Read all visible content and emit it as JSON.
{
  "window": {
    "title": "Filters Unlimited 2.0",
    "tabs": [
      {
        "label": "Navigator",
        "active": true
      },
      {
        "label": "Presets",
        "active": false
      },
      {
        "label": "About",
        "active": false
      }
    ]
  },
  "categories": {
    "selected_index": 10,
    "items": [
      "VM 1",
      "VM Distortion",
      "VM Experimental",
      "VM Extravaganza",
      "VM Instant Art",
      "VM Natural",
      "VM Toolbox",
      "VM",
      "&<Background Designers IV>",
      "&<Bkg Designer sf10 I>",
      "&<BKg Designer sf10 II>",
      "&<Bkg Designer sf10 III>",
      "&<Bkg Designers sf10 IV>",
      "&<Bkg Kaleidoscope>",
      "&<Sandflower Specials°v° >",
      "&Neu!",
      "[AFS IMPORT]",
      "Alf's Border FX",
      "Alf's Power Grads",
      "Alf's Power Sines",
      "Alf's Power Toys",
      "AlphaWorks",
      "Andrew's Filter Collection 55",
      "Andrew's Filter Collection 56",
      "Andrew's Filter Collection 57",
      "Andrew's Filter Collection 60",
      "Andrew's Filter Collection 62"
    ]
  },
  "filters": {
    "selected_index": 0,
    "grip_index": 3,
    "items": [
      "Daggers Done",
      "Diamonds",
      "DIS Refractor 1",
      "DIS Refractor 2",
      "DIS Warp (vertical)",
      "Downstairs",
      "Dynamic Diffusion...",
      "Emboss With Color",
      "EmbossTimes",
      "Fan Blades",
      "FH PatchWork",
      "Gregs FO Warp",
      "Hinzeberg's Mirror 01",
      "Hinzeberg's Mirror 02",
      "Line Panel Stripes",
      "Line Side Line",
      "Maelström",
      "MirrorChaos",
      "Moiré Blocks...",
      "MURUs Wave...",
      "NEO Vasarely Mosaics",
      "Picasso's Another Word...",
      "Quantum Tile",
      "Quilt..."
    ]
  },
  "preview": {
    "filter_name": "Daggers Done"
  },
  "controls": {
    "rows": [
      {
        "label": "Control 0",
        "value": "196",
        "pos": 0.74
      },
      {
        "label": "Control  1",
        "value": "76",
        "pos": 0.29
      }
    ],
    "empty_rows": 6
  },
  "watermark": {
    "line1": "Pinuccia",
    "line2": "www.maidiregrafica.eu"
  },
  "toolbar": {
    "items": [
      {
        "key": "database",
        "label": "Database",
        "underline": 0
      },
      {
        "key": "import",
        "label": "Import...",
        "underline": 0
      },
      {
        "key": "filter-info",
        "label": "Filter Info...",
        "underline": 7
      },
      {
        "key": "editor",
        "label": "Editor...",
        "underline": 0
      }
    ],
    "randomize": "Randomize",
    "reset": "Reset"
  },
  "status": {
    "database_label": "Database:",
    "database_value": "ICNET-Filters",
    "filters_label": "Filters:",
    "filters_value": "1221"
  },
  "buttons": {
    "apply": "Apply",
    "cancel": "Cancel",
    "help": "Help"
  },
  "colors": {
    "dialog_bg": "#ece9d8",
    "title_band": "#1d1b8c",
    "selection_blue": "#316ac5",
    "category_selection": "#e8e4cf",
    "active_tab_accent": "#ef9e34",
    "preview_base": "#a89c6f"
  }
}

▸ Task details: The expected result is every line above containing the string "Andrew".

▸ Solution to this task:
      "Andrew's Filter Collection 55",
      "Andrew's Filter Collection 56",
      "Andrew's Filter Collection 57",
      "Andrew's Filter Collection 60",
      "Andrew's Filter Collection 62"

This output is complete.